--- WHAT THIS TASK INVOLVES ---
The exercise asks you to copy every line below in which "Laura" appears.

>>>

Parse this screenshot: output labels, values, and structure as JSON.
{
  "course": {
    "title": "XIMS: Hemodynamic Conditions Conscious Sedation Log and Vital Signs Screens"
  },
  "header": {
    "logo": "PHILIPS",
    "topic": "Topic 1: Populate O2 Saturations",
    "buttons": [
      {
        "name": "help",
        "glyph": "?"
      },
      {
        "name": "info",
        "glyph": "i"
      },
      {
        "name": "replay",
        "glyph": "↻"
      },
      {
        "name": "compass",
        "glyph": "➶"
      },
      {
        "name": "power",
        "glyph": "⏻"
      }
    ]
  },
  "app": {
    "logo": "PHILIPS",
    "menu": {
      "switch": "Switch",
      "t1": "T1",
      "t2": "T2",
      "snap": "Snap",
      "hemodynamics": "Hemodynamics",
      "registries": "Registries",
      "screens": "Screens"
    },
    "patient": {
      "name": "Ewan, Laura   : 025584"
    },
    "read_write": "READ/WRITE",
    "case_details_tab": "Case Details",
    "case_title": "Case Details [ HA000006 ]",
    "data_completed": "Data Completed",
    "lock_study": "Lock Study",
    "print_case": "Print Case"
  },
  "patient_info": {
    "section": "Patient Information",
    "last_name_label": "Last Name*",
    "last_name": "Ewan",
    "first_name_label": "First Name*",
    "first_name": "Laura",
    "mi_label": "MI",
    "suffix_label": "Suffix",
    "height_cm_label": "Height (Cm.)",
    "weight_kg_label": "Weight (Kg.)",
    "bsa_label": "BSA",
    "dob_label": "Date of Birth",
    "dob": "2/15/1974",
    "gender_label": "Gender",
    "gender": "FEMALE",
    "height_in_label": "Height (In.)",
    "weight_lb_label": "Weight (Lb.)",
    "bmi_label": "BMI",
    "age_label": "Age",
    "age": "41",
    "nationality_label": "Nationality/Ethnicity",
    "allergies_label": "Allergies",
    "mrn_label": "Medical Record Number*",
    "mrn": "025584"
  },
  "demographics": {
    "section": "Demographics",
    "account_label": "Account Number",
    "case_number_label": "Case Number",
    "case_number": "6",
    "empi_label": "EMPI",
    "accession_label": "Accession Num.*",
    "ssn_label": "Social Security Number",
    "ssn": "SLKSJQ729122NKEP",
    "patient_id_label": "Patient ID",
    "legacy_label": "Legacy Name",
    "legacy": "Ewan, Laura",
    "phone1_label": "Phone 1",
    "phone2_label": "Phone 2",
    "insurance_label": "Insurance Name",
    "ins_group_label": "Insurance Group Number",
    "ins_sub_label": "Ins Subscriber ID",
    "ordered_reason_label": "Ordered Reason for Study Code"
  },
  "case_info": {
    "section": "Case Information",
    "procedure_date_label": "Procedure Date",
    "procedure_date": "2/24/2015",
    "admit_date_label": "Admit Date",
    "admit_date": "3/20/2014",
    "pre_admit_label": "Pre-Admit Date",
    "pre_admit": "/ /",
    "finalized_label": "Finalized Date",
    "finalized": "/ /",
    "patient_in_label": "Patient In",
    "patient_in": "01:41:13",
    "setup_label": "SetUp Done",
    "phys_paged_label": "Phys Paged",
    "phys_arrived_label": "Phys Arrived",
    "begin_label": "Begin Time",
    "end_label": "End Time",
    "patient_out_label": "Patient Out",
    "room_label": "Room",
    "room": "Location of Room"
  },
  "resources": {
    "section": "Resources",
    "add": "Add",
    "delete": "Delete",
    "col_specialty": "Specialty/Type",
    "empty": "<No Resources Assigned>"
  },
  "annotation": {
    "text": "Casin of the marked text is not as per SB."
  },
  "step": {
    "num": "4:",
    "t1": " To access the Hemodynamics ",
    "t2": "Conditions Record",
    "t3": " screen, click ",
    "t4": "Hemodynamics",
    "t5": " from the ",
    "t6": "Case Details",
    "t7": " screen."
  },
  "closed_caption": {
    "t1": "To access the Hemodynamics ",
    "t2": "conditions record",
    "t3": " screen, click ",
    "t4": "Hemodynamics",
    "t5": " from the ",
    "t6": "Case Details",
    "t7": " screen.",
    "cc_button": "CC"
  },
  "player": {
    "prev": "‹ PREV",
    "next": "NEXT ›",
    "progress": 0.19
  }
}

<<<

--- EXPECTED OUTPUT ---
      "name": "Ewan, Laura   : 025584"
    "first_name": "Laura",
    "legacy": "Ewan, Laura",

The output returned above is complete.